Having recently read and reviewed her debut novel, The Lotus Eaters, I am honored to present this interview with author Tatjana Soli.
1) Welcome, Tatjana! Please tell us about the inspiration behind your debut novel, The Lotus Eaters. Was there a "final straw" which compelled you to write this particular book?
TS: I was always fascinated by the war, probably because my mom worked for NATO and at Fort Ord during the war, so the military was something familiar to me from an early age. That said, two things triggered me to finally write about Vietnam. First, I came across the story of Dickey Chapelle, one of the first women photojournalists in Vietnam, actually she was also the first one to be killed there. I had never heard of women serving in the capacity of journalist, and I was fascinated. Through research, I came across another, Katherine Leroy. As fascinating and inspiring as both of these women were, though, they were the starting points. The character of Helen is a creation of a story I wanted to tell. The other element of the story came from living next to Westminster, one of the largest Vietnamese communities outside of Vietnam. I was very interested in the stories of immigration to the U.S. after the war. The story of the Vietnamese became equally compelling to me.
2) In your book the protagonist, Helen Adams, is a strong character, a woman driven by the need to make some sense of her brother's death, and also to realize her ambitions as a combat photographer. How does her drive compare with your own? How much of you is in Helen?
TS: I am a great admirer of the adventure narratives of Joseph Conrad and Graham Greene, and, well, because I am a woman, I wanted to write something where a woman was the main character. More than that, I wanted the woman to be complex, to have flaws, to grapple with big issues. In terms of finding a narrative stance, a woman in the particular setting of Vietnam during the war is a natural outsider, and that is a viewpoint that provides a perspective that allowed me to explore the issues I wanted to.
3) You realistically portray what it may have been like for the first woman photojournalist trying to record the Vietnam War. Are there prominent women combat photographers today, or is it still considered a profession for men?

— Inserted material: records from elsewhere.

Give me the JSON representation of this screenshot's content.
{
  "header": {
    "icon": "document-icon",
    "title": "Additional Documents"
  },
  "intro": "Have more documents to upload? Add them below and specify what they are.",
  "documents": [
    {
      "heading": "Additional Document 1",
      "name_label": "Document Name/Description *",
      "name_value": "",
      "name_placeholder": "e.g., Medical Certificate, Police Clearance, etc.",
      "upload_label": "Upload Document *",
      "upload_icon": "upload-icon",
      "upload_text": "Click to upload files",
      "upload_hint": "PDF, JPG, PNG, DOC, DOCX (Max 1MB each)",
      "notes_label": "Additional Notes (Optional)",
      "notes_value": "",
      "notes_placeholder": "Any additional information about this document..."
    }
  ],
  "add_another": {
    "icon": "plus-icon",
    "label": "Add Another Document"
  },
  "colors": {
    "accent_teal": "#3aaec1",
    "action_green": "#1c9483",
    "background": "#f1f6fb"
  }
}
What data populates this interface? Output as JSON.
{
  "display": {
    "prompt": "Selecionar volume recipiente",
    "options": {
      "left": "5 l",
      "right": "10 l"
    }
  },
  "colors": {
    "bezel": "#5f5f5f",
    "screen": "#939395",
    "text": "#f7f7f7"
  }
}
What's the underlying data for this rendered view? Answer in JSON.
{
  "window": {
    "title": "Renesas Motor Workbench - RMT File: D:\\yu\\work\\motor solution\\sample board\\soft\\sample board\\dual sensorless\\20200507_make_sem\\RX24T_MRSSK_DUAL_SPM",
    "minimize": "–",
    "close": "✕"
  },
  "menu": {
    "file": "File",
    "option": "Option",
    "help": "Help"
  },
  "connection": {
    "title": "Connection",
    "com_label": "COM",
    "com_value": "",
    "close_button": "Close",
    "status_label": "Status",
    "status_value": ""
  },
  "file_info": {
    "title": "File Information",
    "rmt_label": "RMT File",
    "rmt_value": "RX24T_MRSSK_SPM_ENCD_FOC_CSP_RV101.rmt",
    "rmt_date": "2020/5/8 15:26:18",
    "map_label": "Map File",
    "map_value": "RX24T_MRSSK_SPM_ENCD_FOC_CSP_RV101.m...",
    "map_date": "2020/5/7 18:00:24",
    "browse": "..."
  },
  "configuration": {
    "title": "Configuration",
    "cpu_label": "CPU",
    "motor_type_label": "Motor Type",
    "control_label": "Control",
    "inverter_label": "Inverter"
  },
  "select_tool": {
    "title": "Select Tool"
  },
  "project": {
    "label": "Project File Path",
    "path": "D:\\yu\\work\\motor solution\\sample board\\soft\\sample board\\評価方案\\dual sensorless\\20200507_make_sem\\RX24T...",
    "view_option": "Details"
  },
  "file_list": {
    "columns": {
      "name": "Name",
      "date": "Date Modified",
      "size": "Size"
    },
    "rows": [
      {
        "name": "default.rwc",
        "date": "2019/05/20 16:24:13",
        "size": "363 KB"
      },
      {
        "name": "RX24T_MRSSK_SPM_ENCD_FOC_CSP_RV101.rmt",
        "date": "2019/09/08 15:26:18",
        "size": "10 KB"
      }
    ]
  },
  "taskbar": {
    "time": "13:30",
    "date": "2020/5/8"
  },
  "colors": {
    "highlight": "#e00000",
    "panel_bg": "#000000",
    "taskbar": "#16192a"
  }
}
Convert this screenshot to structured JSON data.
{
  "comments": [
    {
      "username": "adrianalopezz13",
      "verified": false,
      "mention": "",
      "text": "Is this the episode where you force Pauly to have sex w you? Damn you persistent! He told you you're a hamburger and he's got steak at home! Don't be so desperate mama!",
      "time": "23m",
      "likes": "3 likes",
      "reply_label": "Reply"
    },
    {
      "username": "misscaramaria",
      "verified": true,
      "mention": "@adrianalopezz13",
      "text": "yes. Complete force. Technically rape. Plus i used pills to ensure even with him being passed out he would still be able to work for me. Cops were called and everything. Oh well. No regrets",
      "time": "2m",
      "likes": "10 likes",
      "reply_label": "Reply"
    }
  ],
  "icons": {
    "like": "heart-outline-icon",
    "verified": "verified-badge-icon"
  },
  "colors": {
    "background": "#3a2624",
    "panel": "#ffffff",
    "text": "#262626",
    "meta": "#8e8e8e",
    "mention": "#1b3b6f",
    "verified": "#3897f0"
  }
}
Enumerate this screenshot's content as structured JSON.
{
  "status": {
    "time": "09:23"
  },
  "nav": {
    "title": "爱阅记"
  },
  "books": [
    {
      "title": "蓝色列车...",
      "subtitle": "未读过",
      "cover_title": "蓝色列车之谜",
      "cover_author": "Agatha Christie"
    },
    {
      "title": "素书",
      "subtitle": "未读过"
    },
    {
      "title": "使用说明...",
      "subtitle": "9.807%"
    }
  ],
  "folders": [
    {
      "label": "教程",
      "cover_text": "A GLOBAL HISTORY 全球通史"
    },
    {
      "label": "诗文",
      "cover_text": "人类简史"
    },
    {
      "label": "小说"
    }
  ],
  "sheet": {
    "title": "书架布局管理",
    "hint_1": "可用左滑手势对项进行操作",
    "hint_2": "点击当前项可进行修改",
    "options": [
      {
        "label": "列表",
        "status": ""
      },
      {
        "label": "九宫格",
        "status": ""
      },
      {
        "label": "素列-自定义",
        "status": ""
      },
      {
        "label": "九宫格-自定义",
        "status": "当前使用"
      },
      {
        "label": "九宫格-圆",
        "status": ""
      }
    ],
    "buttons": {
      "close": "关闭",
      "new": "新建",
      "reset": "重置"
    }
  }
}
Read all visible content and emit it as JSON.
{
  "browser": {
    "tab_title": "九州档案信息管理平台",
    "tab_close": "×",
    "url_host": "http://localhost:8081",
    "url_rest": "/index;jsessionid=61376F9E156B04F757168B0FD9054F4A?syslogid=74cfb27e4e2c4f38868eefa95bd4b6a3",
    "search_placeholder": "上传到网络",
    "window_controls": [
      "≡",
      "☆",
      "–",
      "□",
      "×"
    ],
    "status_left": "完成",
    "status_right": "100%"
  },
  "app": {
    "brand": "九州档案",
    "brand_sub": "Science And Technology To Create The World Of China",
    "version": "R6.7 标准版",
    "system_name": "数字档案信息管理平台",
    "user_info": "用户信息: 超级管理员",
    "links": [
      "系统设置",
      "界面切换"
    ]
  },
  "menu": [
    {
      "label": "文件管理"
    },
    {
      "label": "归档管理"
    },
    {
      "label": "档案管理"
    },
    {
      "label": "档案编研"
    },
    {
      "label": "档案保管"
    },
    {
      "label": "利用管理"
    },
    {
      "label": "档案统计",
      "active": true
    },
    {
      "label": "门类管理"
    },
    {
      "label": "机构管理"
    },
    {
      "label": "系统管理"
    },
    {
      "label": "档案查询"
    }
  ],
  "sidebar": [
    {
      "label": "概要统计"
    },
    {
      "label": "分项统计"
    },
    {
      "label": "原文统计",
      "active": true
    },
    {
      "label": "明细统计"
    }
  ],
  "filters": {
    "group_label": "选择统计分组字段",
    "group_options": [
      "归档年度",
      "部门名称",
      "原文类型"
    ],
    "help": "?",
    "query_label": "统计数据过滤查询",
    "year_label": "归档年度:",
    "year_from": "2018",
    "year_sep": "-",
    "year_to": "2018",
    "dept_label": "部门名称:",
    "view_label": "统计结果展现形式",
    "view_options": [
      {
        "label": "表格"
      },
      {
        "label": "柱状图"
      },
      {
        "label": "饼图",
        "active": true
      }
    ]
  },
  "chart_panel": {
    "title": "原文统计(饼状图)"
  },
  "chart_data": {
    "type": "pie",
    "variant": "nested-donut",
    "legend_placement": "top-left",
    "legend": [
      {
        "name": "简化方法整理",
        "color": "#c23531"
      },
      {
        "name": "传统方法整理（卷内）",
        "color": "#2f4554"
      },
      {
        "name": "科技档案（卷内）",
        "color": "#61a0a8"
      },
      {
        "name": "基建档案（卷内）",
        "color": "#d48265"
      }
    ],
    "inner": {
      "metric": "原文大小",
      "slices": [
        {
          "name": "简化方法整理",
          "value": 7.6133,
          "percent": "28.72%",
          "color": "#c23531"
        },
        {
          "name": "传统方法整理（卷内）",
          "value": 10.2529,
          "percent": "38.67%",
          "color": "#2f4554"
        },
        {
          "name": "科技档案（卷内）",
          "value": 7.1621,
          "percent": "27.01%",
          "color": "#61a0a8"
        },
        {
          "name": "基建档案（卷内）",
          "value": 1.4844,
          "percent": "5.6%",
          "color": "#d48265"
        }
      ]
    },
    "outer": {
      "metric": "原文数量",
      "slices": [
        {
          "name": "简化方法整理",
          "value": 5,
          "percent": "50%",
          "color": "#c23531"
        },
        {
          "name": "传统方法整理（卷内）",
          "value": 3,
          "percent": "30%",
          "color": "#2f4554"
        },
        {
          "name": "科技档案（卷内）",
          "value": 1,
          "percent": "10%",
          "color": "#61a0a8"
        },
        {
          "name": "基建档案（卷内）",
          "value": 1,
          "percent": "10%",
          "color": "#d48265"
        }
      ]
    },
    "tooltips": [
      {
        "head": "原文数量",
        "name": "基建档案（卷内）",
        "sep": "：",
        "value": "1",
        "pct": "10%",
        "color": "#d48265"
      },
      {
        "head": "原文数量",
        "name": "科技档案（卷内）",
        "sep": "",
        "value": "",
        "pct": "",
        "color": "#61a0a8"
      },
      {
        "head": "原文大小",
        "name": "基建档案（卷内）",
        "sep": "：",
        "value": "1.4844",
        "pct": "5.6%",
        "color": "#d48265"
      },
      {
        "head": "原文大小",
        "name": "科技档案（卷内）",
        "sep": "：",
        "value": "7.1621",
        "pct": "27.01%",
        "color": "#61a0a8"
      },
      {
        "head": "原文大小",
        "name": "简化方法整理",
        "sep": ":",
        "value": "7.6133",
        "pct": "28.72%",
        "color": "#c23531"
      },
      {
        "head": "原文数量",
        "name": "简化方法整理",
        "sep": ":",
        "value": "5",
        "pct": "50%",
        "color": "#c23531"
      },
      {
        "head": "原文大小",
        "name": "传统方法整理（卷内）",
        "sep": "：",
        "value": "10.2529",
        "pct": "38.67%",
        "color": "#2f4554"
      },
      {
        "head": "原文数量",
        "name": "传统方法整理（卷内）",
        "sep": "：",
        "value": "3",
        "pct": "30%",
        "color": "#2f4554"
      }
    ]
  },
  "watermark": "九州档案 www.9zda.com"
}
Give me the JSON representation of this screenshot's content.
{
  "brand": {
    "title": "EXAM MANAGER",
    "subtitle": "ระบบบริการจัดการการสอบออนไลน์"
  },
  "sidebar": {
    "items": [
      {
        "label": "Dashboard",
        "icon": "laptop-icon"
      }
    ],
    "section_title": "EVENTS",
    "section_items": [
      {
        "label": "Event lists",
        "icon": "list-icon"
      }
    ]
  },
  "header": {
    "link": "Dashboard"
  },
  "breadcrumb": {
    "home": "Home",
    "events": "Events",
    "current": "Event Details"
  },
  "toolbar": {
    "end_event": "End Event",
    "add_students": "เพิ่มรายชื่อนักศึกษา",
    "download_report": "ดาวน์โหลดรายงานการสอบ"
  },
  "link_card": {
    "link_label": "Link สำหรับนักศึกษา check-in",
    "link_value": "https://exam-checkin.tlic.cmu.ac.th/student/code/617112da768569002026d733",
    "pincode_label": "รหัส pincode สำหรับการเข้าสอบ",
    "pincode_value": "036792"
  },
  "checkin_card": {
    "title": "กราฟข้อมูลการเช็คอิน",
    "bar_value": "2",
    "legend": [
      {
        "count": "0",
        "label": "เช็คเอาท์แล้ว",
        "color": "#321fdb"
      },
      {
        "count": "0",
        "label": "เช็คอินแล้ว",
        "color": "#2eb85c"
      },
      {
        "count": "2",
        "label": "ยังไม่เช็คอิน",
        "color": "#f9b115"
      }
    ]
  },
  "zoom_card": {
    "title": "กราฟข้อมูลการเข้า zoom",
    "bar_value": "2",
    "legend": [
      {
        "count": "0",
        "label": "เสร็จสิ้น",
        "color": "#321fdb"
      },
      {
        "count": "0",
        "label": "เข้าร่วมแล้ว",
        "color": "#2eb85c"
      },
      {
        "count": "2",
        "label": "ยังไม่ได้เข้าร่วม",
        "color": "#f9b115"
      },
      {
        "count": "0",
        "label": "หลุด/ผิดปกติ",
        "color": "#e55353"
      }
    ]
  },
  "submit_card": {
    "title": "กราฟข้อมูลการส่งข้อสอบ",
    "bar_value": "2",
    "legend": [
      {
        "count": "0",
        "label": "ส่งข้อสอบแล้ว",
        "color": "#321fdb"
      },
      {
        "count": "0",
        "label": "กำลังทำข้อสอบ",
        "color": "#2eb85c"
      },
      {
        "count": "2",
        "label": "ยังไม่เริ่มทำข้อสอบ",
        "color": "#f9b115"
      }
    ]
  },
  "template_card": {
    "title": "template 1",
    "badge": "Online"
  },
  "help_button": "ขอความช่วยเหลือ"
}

TS: It is still a profession primarily of men, although I read that up to a fourth of the photojournalists in Iraq are female, so there has been a significant change. A few of the women that I have read about, Stephanie Sinclair, Andrea Bruce Woodall, Stacy Pearsall, and especially the late Margaret Moth, are especially prominent in the field. But when you read interviews of them, the issues that they deal with, the reasons that they do the work, are little changed from Vietnam.
4) You have included an extensive bibliography at the back of this book, and obviously did a lot of research for this book. How affecting was the research? How were you able to handle the horrors of war on an emotional level?
TS: It does affect you. I read Vietnam books, mostly non-fiction, for over a year, including books by Vietnamese writers about the war, but also about history and culture. The unrelenting violence, the suffering, the waste, were hard to stay with for that long of a period, and I did feel a real sadness. Even now it drives me crazy how the media ignores coverage of the wars in Afghanistan and Iraq. If our troops are there, shouldn't that stay in the forefront of the news? The biggest thing I've learned personally is that most of us don't know the first thing about real hardship. People endured so much then, all sides, anyone in that country, and I've tried to be really grateful for the ordinary joys of life.
5) On a lighter note, when a Vietnamese restaurant opened near to us, I was pleased, and soon became ecstatic because my kids actually liked the food as well. Reading your book, I had cravings for pho, mentioned several times, as well as other Vietnamese food. Do you have a favorite Vietnamese dish?
TS: Exactly! The ordinary joys of life. I have a local restaurant that specializes in Vietnamese baked catfish. If you come in a group, the fish that arrives is as big as your table! Then you wrap pieces in rice paper or lettuce, add herbs and sauce. This is making me hungry.
6) In addition to your writing, you also teach writing workshops. What advice do you think is most valuable for aspiring writers, especially women?
TS: I always tell my students that they have to develop both a regular writing AND reading schedule. It's so important to read everything, to see what has been done, what can be done, to join the dialogue of contemporary writing. That's absolutely essential in developing one's voice. The best writers in my classes are always the ones who are well-read.
7) Are you working on another book or project, and if so, can you tell us something about it?
TS: I am deep into a novel set on a citrus farm in contemporary Southern California. I purposely wanted to give myself very different technical challenges than in The Lotus Eaters. That's what keeps me getting up in the morning for the years of work it takes to complete a book.
Thank you, Tatjana! I enjoyed learning about "the story" behind the story, and appreciate your thoughtful answers. I expect to see The Lotus Eaters on the NY Times bestseller list before too long. Please keep me posted about the book you're currently working on.
Special thanks to Lisa from TLC for helping to arrange this interview. For more reviews of this book, visit the other stops on TLC's The Lotus Eaters book tour. Please visit my review for an opportunity to win a copy of The Lotus Eaters. Comments welcomed.